Element data from apps and pages
[Start of section]
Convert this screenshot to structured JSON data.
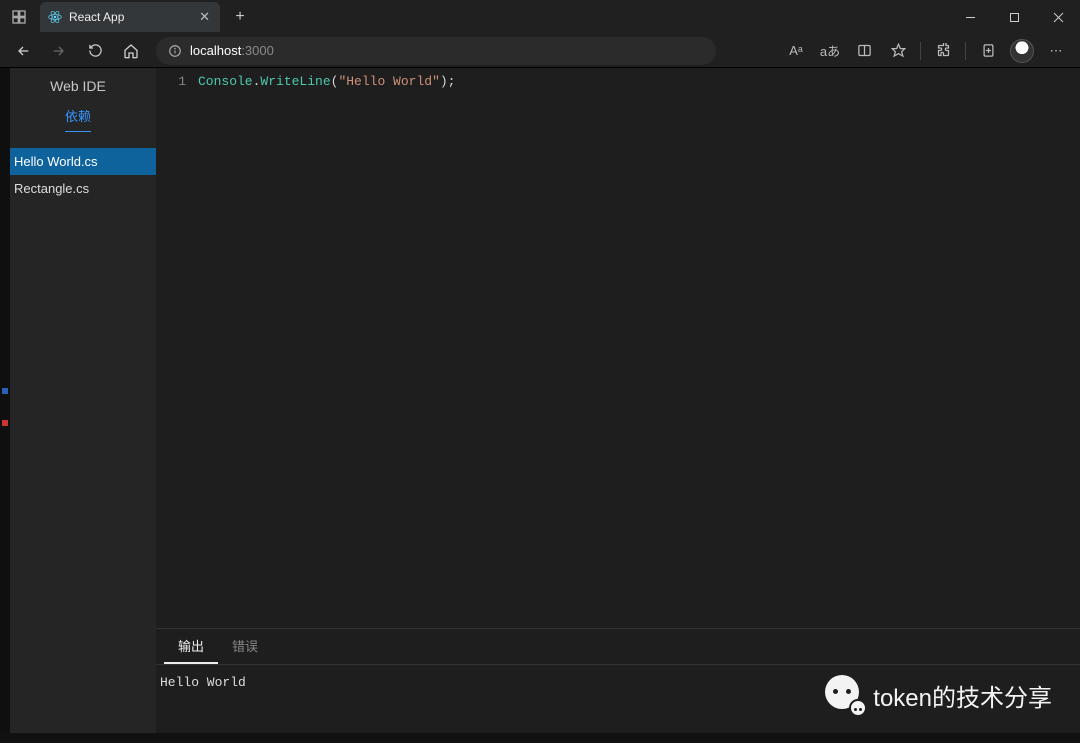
{
  "browser": {
    "tab_title": "React App",
    "url_host": "localhost",
    "url_port": ":3000",
    "toolbar_right": [
      "Aᵃ",
      "aあ",
      "sidebar-icon",
      "favorites-icon",
      "extensions-icon",
      "collections-icon"
    ]
  },
  "sidebar": {
    "title": "Web IDE",
    "subtitle": "依赖",
    "files": [
      {
        "name": "Hello World.cs",
        "active": true
      },
      {
        "name": "Rectangle.cs",
        "active": false
      }
    ]
  },
  "editor": {
    "line_number": "1",
    "code_tokens": {
      "t1": "Console",
      "t2": ".",
      "t3": "WriteLine",
      "t4": "(",
      "t5": "\"Hello World\"",
      "t6": ");"
    }
  },
  "output": {
    "tabs": [
      {
        "label": "输出",
        "active": true
      },
      {
        "label": "错误",
        "active": false
      }
    ],
    "text": "Hello World"
  },
  "watermark": "token的技术分享"
}
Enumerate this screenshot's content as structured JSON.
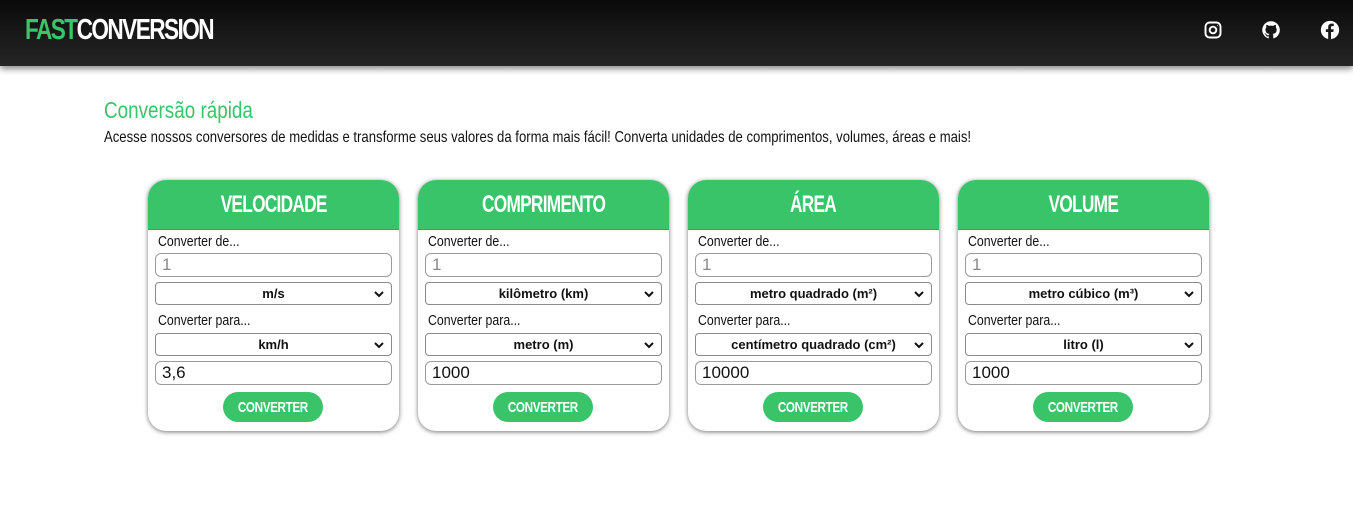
{
  "header": {
    "logo_part1": "FAST",
    "logo_part2": "CONVERSION",
    "social_icons": [
      "instagram-icon",
      "github-icon",
      "facebook-icon"
    ]
  },
  "intro": {
    "title": "Conversão rápida",
    "description": "Acesse nossos conversores de medidas e transforme seus valores da forma mais fácil! Converta unidades de comprimentos, volumes, áreas e mais!"
  },
  "colors": {
    "accent": "#39c46a",
    "header_bg": "#1a1a1a"
  },
  "cards": [
    {
      "title": "VELOCIDADE",
      "from_label": "Converter de...",
      "input_placeholder": "1",
      "from_unit": "m/s",
      "to_label": "Converter para...",
      "to_unit": "km/h",
      "result": "3,6",
      "button": "CONVERTER"
    },
    {
      "title": "COMPRIMENTO",
      "from_label": "Converter de...",
      "input_placeholder": "1",
      "from_unit": "kilômetro (km)",
      "to_label": "Converter para...",
      "to_unit": "metro (m)",
      "result": "1000",
      "button": "CONVERTER"
    },
    {
      "title": "ÁREA",
      "from_label": "Converter de...",
      "input_placeholder": "1",
      "from_unit": "metro quadrado (m²)",
      "to_label": "Converter para...",
      "to_unit": "centímetro quadrado (cm²)",
      "result": "10000",
      "button": "CONVERTER"
    },
    {
      "title": "VOLUME",
      "from_label": "Converter de...",
      "input_placeholder": "1",
      "from_unit": "metro cúbico (m³)",
      "to_label": "Converter para...",
      "to_unit": "litro (l)",
      "result": "1000",
      "button": "CONVERTER"
    }
  ]
}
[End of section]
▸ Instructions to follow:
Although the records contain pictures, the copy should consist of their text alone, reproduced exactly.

▸ Written answer:
Convert this screenshot to structured JSON data.
{
  "browser": {
    "tab_title": "React App",
    "url_host": "localhost",
    "url_port": ":3000",
    "toolbar_right": [
      "Aᵃ",
      "aあ",
      "sidebar-icon",
      "favorites-icon",
      "extensions-icon",
      "collections-icon"
    ]
  },
  "sidebar": {
    "title": "Web IDE",
    "subtitle": "依赖",
    "files": [
      {
        "name": "Hello World.cs",
        "active": true
      },
      {
        "name": "Rectangle.cs",
        "active": false
      }
    ]
  },
  "editor": {
    "line_number": "1",
    "code_tokens": {
      "t1": "Console",
      "t2": ".",
      "t3": "WriteLine",
      "t4": "(",
      "t5": "\"Hello World\"",
      "t6": ");"
    }
  },
  "output": {
    "tabs": [
      {
        "label": "输出",
        "active": true
      },
      {
        "label": "错误",
        "active": false
      }
    ],
    "text": "Hello World"
  },
  "watermark": "token的技术分享"
}
Enumerate this screenshot's content as structured JSON.
{
  "header": {
    "logo_part1": "FAST",
    "logo_part2": "CONVERSION",
    "social_icons": [
      "instagram-icon",
      "github-icon",
      "facebook-icon"
    ]
  },
  "intro": {
    "title": "Conversão rápida",
    "description": "Acesse nossos conversores de medidas e transforme seus valores da forma mais fácil! Converta unidades de comprimentos, volumes, áreas e mais!"
  },
  "colors": {
    "accent": "#39c46a",
    "header_bg": "#1a1a1a"
  },
  "cards": [
    {
      "title": "VELOCIDADE",
      "from_label": "Converter de...",
      "input_placeholder": "1",
      "from_unit": "m/s",
      "to_label": "Converter para...",
      "to_unit": "km/h",
      "result": "3,6",
      "button": "CONVERTER"
    },
    {
      "title": "COMPRIMENTO",
      "from_label": "Converter de...",
      "input_placeholder": "1",
      "from_unit": "kilômetro (km)",
      "to_label": "Converter para...",
      "to_unit": "metro (m)",
      "result": "1000",
      "button": "CONVERTER"
    },
    {
      "title": "ÁREA",
      "from_label": "Converter de...",
      "input_placeholder": "1",
      "from_unit": "metro quadrado (m²)",
      "to_label": "Converter para...",
      "to_unit": "centímetro quadrado (cm²)",
      "result": "10000",
      "button": "CONVERTER"
    },
    {
      "title": "VOLUME",
      "from_label": "Converter de...",
      "input_placeholder": "1",
      "from_unit": "metro cúbico (m³)",
      "to_label": "Converter para...",
      "to_unit": "litro (l)",
      "result": "1000",
      "button": "CONVERTER"
    }
  ]
}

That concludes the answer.